Web page and app entries:
+--

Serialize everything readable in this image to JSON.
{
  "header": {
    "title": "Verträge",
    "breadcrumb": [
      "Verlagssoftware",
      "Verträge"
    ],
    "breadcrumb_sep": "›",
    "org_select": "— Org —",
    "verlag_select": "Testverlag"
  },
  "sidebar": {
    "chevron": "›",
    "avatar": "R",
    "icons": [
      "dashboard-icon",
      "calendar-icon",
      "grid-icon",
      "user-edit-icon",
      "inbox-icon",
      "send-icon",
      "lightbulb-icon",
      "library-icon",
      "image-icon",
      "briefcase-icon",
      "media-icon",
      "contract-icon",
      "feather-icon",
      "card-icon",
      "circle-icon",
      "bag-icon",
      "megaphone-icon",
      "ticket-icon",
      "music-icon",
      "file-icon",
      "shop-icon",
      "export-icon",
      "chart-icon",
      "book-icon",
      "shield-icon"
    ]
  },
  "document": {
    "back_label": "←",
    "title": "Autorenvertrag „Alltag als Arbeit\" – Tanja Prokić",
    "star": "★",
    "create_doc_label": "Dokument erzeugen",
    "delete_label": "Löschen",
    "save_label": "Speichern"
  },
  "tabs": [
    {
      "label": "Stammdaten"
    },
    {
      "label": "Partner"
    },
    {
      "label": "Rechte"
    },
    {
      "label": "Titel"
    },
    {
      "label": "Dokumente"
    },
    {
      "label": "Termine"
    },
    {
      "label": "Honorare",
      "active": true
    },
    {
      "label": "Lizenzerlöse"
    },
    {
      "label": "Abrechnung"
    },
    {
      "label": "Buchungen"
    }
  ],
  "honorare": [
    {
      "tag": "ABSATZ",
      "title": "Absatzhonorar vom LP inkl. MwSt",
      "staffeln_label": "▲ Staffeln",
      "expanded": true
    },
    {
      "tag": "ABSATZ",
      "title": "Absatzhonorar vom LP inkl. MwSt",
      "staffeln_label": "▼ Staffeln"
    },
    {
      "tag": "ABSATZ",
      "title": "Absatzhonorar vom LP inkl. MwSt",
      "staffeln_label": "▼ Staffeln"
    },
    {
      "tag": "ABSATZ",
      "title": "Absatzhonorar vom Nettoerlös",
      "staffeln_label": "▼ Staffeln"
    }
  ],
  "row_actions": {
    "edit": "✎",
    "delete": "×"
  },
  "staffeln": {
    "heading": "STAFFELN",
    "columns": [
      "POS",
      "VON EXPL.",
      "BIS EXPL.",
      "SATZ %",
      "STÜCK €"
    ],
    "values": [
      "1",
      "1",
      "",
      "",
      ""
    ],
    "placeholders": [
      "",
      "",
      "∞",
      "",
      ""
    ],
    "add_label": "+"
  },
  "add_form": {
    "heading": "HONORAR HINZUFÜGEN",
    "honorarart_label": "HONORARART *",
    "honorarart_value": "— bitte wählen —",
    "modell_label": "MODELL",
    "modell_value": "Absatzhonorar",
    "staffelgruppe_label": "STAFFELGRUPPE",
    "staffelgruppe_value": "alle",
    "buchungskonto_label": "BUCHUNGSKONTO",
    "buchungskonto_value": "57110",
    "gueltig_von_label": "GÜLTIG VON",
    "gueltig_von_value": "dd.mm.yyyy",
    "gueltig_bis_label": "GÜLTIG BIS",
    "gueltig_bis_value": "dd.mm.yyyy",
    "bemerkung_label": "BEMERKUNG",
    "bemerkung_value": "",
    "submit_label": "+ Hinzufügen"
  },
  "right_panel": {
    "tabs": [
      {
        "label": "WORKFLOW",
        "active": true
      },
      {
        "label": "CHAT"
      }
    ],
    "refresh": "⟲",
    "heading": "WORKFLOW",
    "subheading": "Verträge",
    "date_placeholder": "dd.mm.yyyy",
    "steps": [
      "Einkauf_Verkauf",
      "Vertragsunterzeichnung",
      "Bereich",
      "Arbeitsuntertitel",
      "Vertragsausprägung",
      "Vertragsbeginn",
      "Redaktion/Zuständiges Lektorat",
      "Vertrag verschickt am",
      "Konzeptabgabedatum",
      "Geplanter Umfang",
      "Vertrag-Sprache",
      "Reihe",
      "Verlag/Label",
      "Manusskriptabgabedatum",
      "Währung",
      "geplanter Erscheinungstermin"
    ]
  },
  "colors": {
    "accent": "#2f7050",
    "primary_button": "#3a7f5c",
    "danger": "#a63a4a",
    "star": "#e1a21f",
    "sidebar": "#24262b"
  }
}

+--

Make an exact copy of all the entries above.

Serialize everything readable in this image to JSON.
{
  "header": {
    "title": "Verträge",
    "breadcrumb": [
      "Verlagssoftware",
      "Verträge"
    ],
    "breadcrumb_sep": "›",
    "org_select": "— Org —",
    "verlag_select": "Testverlag"
  },
  "sidebar": {
    "chevron": "›",
    "avatar": "R",
    "icons": [
      "dashboard-icon",
      "calendar-icon",
      "grid-icon",
      "user-edit-icon",
      "inbox-icon",
      "send-icon",
      "lightbulb-icon",
      "library-icon",
      "image-icon",
      "briefcase-icon",
      "media-icon",
      "contract-icon",
      "feather-icon",
      "card-icon",
      "circle-icon",
      "bag-icon",
      "megaphone-icon",
      "ticket-icon",
      "music-icon",
      "file-icon",
      "shop-icon",
      "export-icon",
      "chart-icon",
      "book-icon",
      "shield-icon"
    ]
  },
  "document": {
    "back_label": "←",
    "title": "Autorenvertrag „Alltag als Arbeit\" – Tanja Prokić",
    "star": "★",
    "create_doc_label": "Dokument erzeugen",
    "delete_label": "Löschen",
    "save_label": "Speichern"
  },
  "tabs": [
    {
      "label": "Stammdaten"
    },
    {
      "label": "Partner"
    },
    {
      "label": "Rechte"
    },
    {
      "label": "Titel"
    },
    {
      "label": "Dokumente"
    },
    {
      "label": "Termine"
    },
    {
      "label": "Honorare",
      "active": true
    },
    {
      "label": "Lizenzerlöse"
    },
    {
      "label": "Abrechnung"
    },
    {
      "label": "Buchungen"
    }
  ],
  "honorare": [
    {
      "tag": "ABSATZ",
      "title": "Absatzhonorar vom LP inkl. MwSt",
      "staffeln_label": "▲ Staffeln",
      "expanded": true
    },
    {
      "tag": "ABSATZ",
      "title": "Absatzhonorar vom LP inkl. MwSt",
      "staffeln_label": "▼ Staffeln"
    },
    {
      "tag": "ABSATZ",
      "title": "Absatzhonorar vom LP inkl. MwSt",
      "staffeln_label": "▼ Staffeln"
    },
    {
      "tag": "ABSATZ",
      "title": "Absatzhonorar vom Nettoerlös",
      "staffeln_label": "▼ Staffeln"
    }
  ],
  "row_actions": {
    "edit": "✎",
    "delete": "×"
  },
  "staffeln": {
    "heading": "STAFFELN",
    "columns": [
      "POS",
      "VON EXPL.",
      "BIS EXPL.",
      "SATZ %",
      "STÜCK €"
    ],
    "values": [
      "1",
      "1",
      "",
      "",
      ""
    ],
    "placeholders": [
      "",
      "",
      "∞",
      "",
      ""
    ],
    "add_label": "+"
  },
  "add_form": {
    "heading": "HONORAR HINZUFÜGEN",
    "honorarart_label": "HONORARART *",
    "honorarart_value": "— bitte wählen —",
    "modell_label": "MODELL",
    "modell_value": "Absatzhonorar",
    "staffelgruppe_label": "STAFFELGRUPPE",
    "staffelgruppe_value": "alle",
    "buchungskonto_label": "BUCHUNGSKONTO",
    "buchungskonto_value": "57110",
    "gueltig_von_label": "GÜLTIG VON",
    "gueltig_von_value": "dd.mm.yyyy",
    "gueltig_bis_label": "GÜLTIG BIS",
    "gueltig_bis_value": "dd.mm.yyyy",
    "bemerkung_label": "BEMERKUNG",
    "bemerkung_value": "",
    "submit_label": "+ Hinzufügen"
  },
  "right_panel": {
    "tabs": [
      {
        "label": "WORKFLOW",
        "active": true
      },
      {
        "label": "CHAT"
      }
    ],
    "refresh": "⟲",
    "heading": "WORKFLOW",
    "subheading": "Verträge",
    "date_placeholder": "dd.mm.yyyy",
    "steps": [
      "Einkauf_Verkauf",
      "Vertragsunterzeichnung",
      "Bereich",
      "Arbeitsuntertitel",
      "Vertragsausprägung",
      "Vertragsbeginn",
      "Redaktion/Zuständiges Lektorat",
      "Vertrag verschickt am",
      "Konzeptabgabedatum",
      "Geplanter Umfang",
      "Vertrag-Sprache",
      "Reihe",
      "Verlag/Label",
      "Manusskriptabgabedatum",
      "Währung",
      "geplanter Erscheinungstermin"
    ]
  },
  "colors": {
    "accent": "#2f7050",
    "primary_button": "#3a7f5c",
    "danger": "#a63a4a",
    "star": "#e1a21f",
    "sidebar": "#24262b"
  }
}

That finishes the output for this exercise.